Lincoln, NE ~ Cattle producer, consumer and public interest groups representing one-sixth of the U.S. population announced today the joint filing of an Amicus (friend of the court) Brief with the Ninth Circuit Court of Appeals, seeking to have the U.S. Department of Agriculture’s (USDA) Administrative Rule to reopen U.S. borders to Canadian live cattle and expanded beef products declared void.
The Amicus Brief was initiated by stakeholder groups in the Cattlemen’s Competitive Market Project (CCMP) including South Dakota Stockgrowers Assoc., Independent Cattlemen of Nebraska, Montana Cattlemen’s Association; Oregon Livestock Producers; and Cattle Producers of Washington. Sixty-seven entities with national, state or local constituencies or private interests joined the brief.
Ken Knuppe, spokesman for CCMP stakeholders noted, “This is a historic day. U.S. cattle producers are standing shoulder to shoulder with American consumers to protect the safety of our food chain and the health of the domestic cattle herd. USDA’s rule is a bad rule that subjects consumers to a health risk that is invariably fatal. No one survives vCJD. Today we’ve sent a message to the courts about the unacceptable risks associated with USDA’s Final Rule. We hope that the court upholds the preliminary injunction issued by the Montana Court and that subsequently, USDA’s rule is stricken permanently.”
David Domina, Domina Law Group pc llo, Omaha, Nebraska represented the amici curiae in development and filing of the brief. The amici groups asserted, in the brief:

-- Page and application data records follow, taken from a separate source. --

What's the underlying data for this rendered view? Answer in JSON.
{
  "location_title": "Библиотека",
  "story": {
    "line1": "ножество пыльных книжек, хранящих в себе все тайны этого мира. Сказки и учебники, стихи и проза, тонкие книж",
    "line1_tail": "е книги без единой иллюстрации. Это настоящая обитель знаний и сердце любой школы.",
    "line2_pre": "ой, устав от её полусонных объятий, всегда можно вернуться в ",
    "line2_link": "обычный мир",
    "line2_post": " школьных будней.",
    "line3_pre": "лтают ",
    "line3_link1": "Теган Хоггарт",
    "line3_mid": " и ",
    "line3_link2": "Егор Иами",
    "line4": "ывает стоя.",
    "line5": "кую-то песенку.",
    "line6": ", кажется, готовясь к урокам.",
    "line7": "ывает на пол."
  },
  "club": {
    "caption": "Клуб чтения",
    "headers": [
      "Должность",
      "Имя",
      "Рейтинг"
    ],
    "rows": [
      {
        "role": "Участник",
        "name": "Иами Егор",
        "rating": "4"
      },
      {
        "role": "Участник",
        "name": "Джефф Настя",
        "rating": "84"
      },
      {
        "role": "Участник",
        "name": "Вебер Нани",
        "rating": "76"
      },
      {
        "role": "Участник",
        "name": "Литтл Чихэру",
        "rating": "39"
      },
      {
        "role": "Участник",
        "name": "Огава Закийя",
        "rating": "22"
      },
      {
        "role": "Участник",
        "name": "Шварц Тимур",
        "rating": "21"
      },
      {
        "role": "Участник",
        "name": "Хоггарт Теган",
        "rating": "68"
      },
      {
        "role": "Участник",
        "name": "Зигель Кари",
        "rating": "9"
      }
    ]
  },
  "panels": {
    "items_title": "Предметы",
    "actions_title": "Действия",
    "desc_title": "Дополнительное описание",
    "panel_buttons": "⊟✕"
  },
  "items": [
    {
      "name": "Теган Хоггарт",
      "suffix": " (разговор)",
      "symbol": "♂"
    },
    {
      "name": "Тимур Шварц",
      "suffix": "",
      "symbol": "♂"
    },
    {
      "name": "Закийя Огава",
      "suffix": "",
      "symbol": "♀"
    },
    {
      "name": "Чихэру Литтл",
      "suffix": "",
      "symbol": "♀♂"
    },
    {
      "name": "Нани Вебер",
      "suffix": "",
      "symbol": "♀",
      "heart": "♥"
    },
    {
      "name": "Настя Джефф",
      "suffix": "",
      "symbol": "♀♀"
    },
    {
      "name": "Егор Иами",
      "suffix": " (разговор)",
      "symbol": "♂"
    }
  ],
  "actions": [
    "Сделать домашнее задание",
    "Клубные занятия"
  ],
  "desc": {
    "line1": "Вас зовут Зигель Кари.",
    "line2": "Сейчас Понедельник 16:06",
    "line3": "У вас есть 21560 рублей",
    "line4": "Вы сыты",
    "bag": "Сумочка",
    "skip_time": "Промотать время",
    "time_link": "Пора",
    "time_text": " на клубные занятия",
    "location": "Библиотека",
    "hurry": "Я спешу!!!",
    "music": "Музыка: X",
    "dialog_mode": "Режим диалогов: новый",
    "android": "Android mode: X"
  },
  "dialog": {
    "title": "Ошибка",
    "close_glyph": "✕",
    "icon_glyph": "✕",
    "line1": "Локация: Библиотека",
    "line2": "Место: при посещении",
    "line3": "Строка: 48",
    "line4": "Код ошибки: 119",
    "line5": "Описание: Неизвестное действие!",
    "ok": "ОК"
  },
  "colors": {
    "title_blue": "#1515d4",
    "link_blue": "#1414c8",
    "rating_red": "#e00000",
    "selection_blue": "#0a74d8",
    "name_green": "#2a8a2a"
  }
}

“USDA is a public health agency. It may not make rules fraught with unquantified or unverified risks. The Rule fails [federal] standards for judicial review; it is devoid of facts to support assumptions, rational connection between facts found and choices made, and reliable data consistent with other agencies’ rules. The Rule is at odds with other federal agency public health and safety decisional methods. It favors foreign over domestic interests. It subjects American cattlemen and consumers to risks with no reward. Its very nature begs the question unanswered by USDA: Why take the admitted BSE (bovine spongiform encephalopathy) risk?” “The Rule is unprecedented in creating a ‘minimal-risk region’ covering Canada. The ‘minimal-risk region’ designation allows cattle imports from a known BSE region that ‘took additional mitigation measures (not defined by USDA), as necessary (not defined), following a BSE outbreak based on risk analysis (no method is described by USDA) of the outbreak’.”
“The Rule’s justification is populated with faith-based, nonscientific words, e.g. ‘likely’ (used 109 times), ‘expect’ (96 uses), ‘possible or possibly’ (103 uses), ‘could’ (90 uses), ‘assume’ (58 uses). The Rule lacks precision, methodology, objectivity and science. The Rule’s terms are the stuff of speculation; not the data of science. Science is organized knowledge. USDA’s Rule has none of it.
“The challenged Rule occupies lonely space as an overt weak link in the regulation of matters impacting public health. It regulates out of belief, not science. And, the Rule does so arbitrarily in the face of a known risk. If BSE is vectored into this nation, thousands of cattle producers, millions of cattle, tens of millions of people and billions of dollars are at risk. The countervailing ‘reward’ for this risk is not expressed in this Rule.”
“Canada found four BSE-positives among less than 40,000 head tested, all in Alberta. This rate is above two per million, and similar to Europe’s; cattle from Europe cannot come here. An opened border means 1.7 million cattle per year will enter the U.S. - a near statistical certainty BSE will reach the U.S. in one year.”
“This brief is funded primarily through CCMP voluntary collections, which are producer dollars at work for producers, representing producer interests” noted Knuppe. “This brief is tangible evidence for cattlemen everywhere about how their contributions are being used to promote and protect their industry and marketplace. We cannot recklessly disregard consumer preferences in protecting confidence in the food supply. If producers haven’t signed up for CCMP, they should do so now.”
The brief may be viewed in its entirety at www.competitivemarkets.com.
CCMP is a voluntary cattle producer contribution program operated by the Organization for Competitive Markets, R-CALF USA, South Dakota Stockgrowers Assn, Montana Cattlemen’s Assn, Independent Cattlemen of Nebraska, Oregon Livestock Producers Assn, and Cattle Producers of Washington. It supports fair, open and competitive markets; realistic international trade policies; and promotion of USA raised beef.
David A. DOmina
Domina Law Group pc llo is a firm of trial lawyers. We specialize in complex litigation on a national basis. Our lawyers are ethical, aggressive, and committed to providing spirit and vitality to the judicial system and our client’s legal rights.